Monday, December 10, 2007

Foreign Policy, Wunelle-Style

So what's the deal with Canada, eh? I keep thinking of the South Park song "Blame Canada," where the copy center clerk blurts out the phrase-ending (and nearly show-stopping) line: "They're not even a real country anyway."

It's a funny line, partly because to we oblivious Americans it sometimes seems very nearly true. Canada's biggest single identity seems to consist of not being the U.S. It's not always hard to see the lure of this philosophy, and at times it seems like the most legitimate of feathers in one's cap. People disgusted with the world's greatest superpower being overrun by evangelicals see Canada as embodying most of what this country is supposed to be. I've never been tempted to pack up and move North, but for the last seven years I've sympathized with the sentiment.

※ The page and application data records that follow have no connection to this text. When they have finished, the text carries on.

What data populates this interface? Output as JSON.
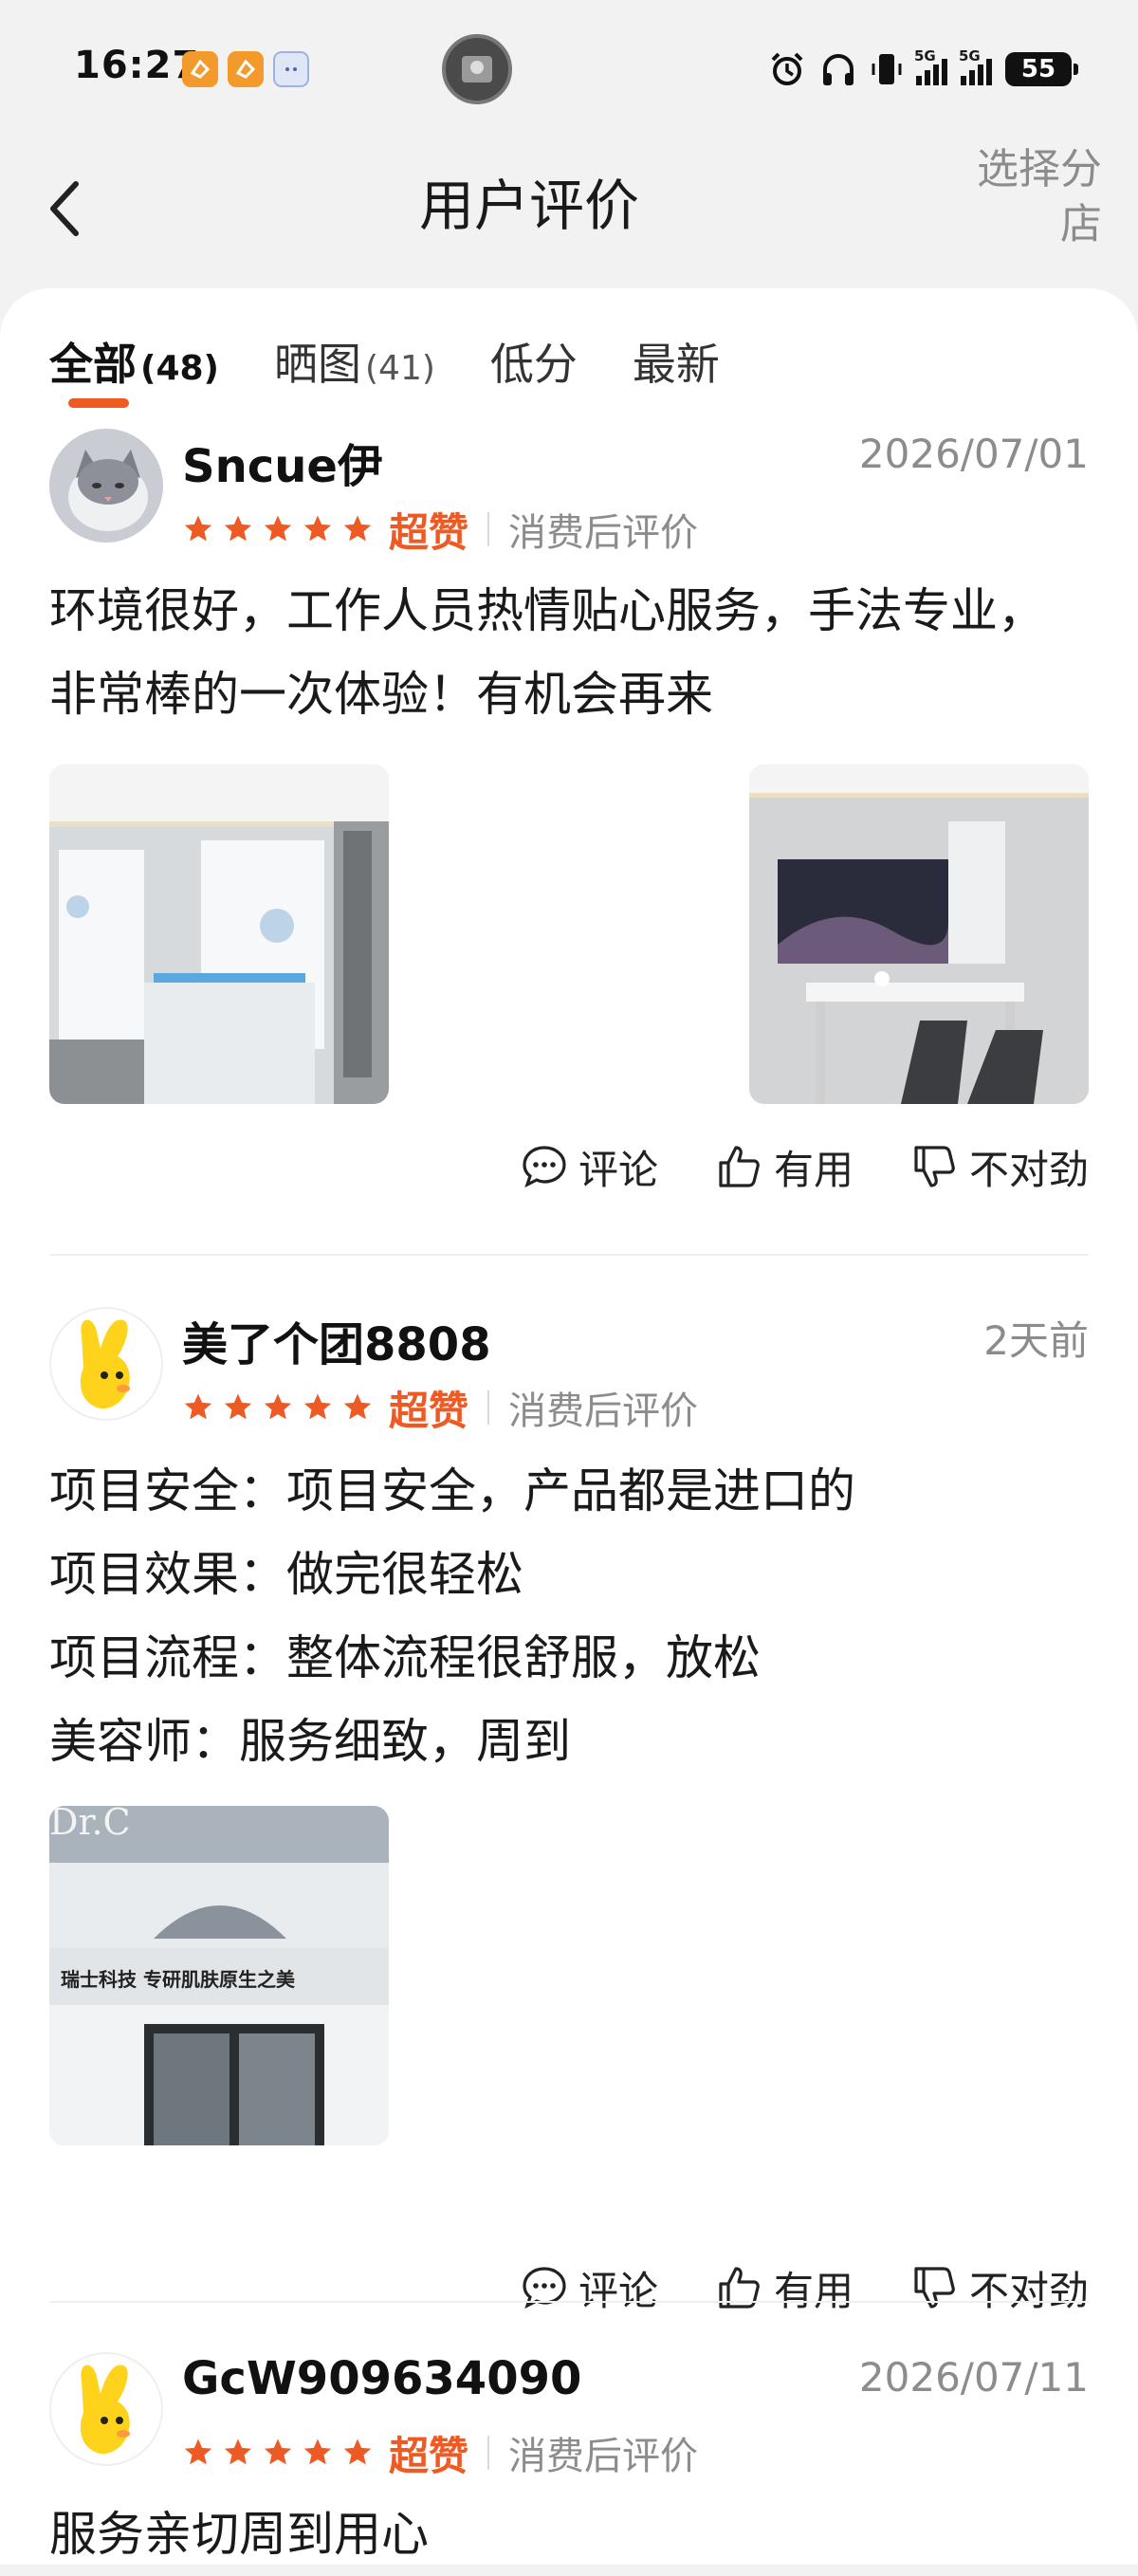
{
  "status_bar": {
    "time": "16:27",
    "battery": "55",
    "net1": "5G",
    "net2": "5G"
  },
  "header": {
    "title": "用户评价",
    "shop_select": "选择分店"
  },
  "tabs": [
    {
      "label": "全部",
      "count": "(48)"
    },
    {
      "label": "晒图",
      "count": "(41)"
    },
    {
      "label": "低分",
      "count": ""
    },
    {
      "label": "最新",
      "count": ""
    }
  ],
  "reviews": [
    {
      "user": "Sncue伊",
      "date": "2026/07/01",
      "stars": 5,
      "badge": "超赞",
      "tag": "消费后评价",
      "lines": [
        "环境很好，工作人员热情贴心服务，手法专业，",
        "非常棒的一次体验！有机会再来"
      ],
      "actions": {
        "comment": "评论",
        "useful": "有用",
        "wrong": "不对劲"
      }
    },
    {
      "user": "美了个团8808",
      "date": "2天前",
      "stars": 5,
      "badge": "超赞",
      "tag": "消费后评价",
      "lines": [
        "项目安全：项目安全，产品都是进口的",
        "项目效果：做完很轻松",
        "项目流程：整体流程很舒服，放松",
        "美容师：服务细致，周到"
      ],
      "photo_sign_text": "瑞士科技 专研肌肤原生之美",
      "photo_top_text": "Dr.C",
      "actions": {
        "comment": "评论",
        "useful": "有用",
        "wrong": "不对劲"
      }
    },
    {
      "user": "GcW909634090",
      "date": "2026/07/11",
      "stars": 5,
      "badge": "超赞",
      "tag": "消费后评价",
      "lines": [
        "服务亲切周到用心"
      ]
    }
  ],
  "colors": {
    "accent": "#ee5a24",
    "muted": "#8c8c8c"
  }
}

This was my first visit to Quebec, and (ergo) Montreal. Montreal is said to be the most European city on the continent, but unfortunately my 20 hour visit did not allow me to see much of it. Our hotel is actually in Laval, which is a Montreal suburb that happens to be larger than Montreal itself (So I have to formulate my foreign policy from a quick glimpse of a suburb and some YouTube clips--which is nonetheless more than some have utilized). And Laval seems like the American suburban EveryTown: shot thru with freeways, be-malled and overrun with chain stores and corporate coffee outlets.

But that's kind of my whole impression of Canada generally, having flown into half a dozen larger cities: they all drive American cars (or exactly the same cars you see in America), eat American food, watch American TV shows and movies, listen to American music, and use their own version of American money (well, dollars anyway--to include pennies, dimes and quarters). Every time I have to get pushed thru the anus of another border crossing I ask myself, what's the point? To what end is all this energy being expended? Would the identity of the region and its people be diluted by making the ten provinces and trimmings into additional U.S. states? I mean, even in America the South is still the South, Texas is still Texas. And the Quebeckers seem to be halfway on board with my scheme: Quebec's main identity, after being not American, seems to be a desire to be not Canadian. So it seems that a substantial part even of Canadian citizens wish they were somewhere else (or that everybody else was).

Well, the obvious solution to this chaos is... invasion! It's said that 90% of Canada's population lives within 50 miles of the U.S. border. So I say: to hell with trying to remake the Middle East, let's just annex the southern 50 miles of Canada and the rest will fall into our hands!

Problem solved. (I'm just here to help.)

(Actually, maybe that bottom 50 miles could invade us and overthrow the present administration. We'd all become Canadians, but things might be a lot more civilized. Then nobody'd have to move. Except all the Canadians who now HATE being Americans; they'd have to pack up and move to Iceland.)

(OK, Deb can come and hit me with a rolling pin now.)


Anonymous said...

Consider yourself hit with a rolling pin Wunelle. As for an invasion of Canada, that was tried in 1812. That's when the Whitehouse was burned down by British/Canadian forces. That war was supposed to be a cakewalk for the Americans, "a matter of marching" is what Jefferson said.

Things are never as easy as they would appear to be, I think Bush would confirm that but I doubt he'd know what I'm talking about. Sorry, couldn't help myself.

wunelle said...

Yeah, the fact of W has forever deprived me of any possibility of gloating or being holy.

Even jokes fall flat when everyone else gets to deploy the most effective punch line. (South Park can't do a parallel "Blame America" song as no one would laugh.)